#### What you need to do:
Set down all the data again. Change nothing.

[Component data from apps and pages]
····················
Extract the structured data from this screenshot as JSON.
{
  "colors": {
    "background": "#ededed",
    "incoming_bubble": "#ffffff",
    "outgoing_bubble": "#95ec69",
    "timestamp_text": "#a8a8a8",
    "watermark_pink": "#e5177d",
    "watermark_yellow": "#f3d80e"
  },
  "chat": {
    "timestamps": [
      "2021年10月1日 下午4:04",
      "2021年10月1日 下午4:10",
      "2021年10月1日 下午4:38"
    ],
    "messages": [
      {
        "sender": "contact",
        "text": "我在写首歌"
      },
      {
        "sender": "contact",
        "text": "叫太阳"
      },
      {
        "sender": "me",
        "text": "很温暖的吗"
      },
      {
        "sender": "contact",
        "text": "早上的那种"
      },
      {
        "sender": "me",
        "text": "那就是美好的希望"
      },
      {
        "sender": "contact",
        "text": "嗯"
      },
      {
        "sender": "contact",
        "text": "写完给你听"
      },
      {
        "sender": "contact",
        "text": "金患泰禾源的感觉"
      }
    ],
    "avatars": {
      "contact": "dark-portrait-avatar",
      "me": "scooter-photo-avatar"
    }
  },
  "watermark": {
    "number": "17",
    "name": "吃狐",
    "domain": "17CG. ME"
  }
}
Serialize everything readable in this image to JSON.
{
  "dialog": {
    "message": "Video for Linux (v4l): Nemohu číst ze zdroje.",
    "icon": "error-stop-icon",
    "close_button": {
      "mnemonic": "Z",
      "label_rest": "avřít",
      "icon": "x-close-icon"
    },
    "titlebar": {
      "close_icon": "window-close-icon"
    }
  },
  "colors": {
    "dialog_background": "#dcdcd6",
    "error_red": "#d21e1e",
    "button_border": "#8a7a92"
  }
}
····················
#### Task solution:
Extract the structured data from this screenshot as JSON.
{
  "colors": {
    "background": "#ededed",
    "incoming_bubble": "#ffffff",
    "outgoing_bubble": "#95ec69",
    "timestamp_text": "#a8a8a8",
    "watermark_pink": "#e5177d",
    "watermark_yellow": "#f3d80e"
  },
  "chat": {
    "timestamps": [
      "2021年10月1日 下午4:04",
      "2021年10月1日 下午4:10",
      "2021年10月1日 下午4:38"
    ],
    "messages": [
      {
        "sender": "contact",
        "text": "我在写首歌"
      },
      {
        "sender": "contact",
        "text": "叫太阳"
      },
      {
        "sender": "me",
        "text": "很温暖的吗"
      },
      {
        "sender": "contact",
        "text": "早上的那种"
      },
      {
        "sender": "me",
        "text": "那就是美好的希望"
      },
      {
        "sender": "contact",
        "text": "嗯"
      },
      {
        "sender": "contact",
        "text": "写完给你听"
      },
      {
        "sender": "contact",
        "text": "金患泰禾源的感觉"
      }
    ],
    "avatars": {
      "contact": "dark-portrait-avatar",
      "me": "scooter-photo-avatar"
    }
  },
  "watermark": {
    "number": "17",
    "name": "吃狐",
    "domain": "17CG. ME"
  }
}
Serialize everything readable in this image to JSON.
{
  "dialog": {
    "message": "Video for Linux (v4l): Nemohu číst ze zdroje.",
    "icon": "error-stop-icon",
    "close_button": {
      "mnemonic": "Z",
      "label_rest": "avřít",
      "icon": "x-close-icon"
    },
    "titlebar": {
      "close_icon": "window-close-icon"
    }
  },
  "colors": {
    "dialog_background": "#dcdcd6",
    "error_red": "#d21e1e",
    "button_border": "#8a7a92"
  }
}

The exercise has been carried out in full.